→ TO DO: Line count for "this": say how many lines of the data contain it, with no other text.

→ THE DATA:
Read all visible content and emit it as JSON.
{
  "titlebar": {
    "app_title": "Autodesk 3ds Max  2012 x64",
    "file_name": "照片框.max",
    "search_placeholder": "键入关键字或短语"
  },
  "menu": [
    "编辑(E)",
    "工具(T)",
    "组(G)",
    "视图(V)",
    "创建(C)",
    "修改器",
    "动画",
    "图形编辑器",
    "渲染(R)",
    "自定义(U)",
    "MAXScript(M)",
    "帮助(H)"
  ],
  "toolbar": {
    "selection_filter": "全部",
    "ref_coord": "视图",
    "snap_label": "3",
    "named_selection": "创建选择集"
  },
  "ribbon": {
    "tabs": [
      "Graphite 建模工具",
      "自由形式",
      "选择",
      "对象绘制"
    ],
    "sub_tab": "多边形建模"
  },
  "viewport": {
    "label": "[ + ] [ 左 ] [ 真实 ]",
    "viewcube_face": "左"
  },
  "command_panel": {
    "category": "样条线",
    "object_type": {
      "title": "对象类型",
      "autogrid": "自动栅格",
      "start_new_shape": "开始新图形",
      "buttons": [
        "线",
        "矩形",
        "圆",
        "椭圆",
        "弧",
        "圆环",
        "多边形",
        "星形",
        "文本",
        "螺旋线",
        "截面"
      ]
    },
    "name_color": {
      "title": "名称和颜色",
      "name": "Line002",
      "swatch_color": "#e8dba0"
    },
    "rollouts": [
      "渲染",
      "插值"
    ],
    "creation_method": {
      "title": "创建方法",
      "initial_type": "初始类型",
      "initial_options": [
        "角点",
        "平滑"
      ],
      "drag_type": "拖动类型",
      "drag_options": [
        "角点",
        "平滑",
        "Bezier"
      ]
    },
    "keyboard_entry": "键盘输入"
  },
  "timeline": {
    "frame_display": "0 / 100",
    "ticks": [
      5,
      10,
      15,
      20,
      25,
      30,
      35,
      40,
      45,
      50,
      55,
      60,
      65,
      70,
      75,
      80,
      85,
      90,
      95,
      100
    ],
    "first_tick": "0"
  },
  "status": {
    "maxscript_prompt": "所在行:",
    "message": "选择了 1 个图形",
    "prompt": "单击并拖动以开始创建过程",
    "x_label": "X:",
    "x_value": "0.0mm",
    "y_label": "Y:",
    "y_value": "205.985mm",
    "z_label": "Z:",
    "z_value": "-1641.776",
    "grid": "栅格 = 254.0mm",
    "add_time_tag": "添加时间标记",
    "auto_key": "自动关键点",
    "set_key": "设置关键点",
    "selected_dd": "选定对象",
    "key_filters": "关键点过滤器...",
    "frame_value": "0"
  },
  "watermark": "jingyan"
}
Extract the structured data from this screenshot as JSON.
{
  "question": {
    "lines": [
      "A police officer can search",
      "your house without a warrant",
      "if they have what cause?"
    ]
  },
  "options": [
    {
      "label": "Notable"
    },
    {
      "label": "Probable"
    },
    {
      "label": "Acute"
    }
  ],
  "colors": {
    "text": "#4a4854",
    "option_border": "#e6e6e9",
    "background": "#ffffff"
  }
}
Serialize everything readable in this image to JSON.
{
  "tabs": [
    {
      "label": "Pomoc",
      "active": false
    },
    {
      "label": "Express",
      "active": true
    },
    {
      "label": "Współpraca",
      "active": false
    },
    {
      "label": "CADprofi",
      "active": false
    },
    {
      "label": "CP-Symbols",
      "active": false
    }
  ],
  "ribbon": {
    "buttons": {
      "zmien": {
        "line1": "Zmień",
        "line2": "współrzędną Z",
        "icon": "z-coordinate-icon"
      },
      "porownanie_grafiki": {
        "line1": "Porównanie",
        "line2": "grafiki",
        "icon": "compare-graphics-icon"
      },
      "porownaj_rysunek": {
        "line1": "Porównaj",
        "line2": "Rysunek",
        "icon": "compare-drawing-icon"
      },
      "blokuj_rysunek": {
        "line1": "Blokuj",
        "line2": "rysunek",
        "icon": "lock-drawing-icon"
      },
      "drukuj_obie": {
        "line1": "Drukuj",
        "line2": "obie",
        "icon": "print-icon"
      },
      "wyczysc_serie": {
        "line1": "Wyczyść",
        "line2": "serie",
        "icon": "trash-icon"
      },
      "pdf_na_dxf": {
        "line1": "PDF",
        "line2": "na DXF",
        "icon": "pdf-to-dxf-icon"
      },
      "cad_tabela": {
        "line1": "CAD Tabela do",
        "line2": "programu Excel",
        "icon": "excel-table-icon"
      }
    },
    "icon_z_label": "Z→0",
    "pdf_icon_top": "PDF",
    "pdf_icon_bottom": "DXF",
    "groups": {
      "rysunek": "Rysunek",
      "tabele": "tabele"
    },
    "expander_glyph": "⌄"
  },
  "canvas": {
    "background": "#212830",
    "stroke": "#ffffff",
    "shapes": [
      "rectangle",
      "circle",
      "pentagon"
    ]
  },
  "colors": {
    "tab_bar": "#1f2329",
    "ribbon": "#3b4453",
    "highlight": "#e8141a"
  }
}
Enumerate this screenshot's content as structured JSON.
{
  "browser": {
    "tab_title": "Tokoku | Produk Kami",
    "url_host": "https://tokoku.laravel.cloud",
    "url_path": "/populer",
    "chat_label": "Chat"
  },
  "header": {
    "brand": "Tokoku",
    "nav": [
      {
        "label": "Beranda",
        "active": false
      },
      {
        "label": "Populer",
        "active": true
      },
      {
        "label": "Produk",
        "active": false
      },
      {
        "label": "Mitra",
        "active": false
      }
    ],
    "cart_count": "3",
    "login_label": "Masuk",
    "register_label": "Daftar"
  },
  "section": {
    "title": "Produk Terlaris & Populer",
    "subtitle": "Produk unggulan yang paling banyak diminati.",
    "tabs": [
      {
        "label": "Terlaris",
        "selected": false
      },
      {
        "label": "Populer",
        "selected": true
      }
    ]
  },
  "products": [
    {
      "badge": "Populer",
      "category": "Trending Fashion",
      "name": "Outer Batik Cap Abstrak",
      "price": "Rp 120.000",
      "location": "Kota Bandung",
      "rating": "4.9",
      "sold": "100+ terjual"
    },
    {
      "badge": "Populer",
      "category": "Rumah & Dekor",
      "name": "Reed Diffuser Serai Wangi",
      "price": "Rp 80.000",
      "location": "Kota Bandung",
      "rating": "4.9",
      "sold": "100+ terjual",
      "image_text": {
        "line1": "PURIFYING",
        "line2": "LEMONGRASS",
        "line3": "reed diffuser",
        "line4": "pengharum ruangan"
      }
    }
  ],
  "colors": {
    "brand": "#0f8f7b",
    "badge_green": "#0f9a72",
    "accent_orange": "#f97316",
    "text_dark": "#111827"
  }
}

→ RESULT: 3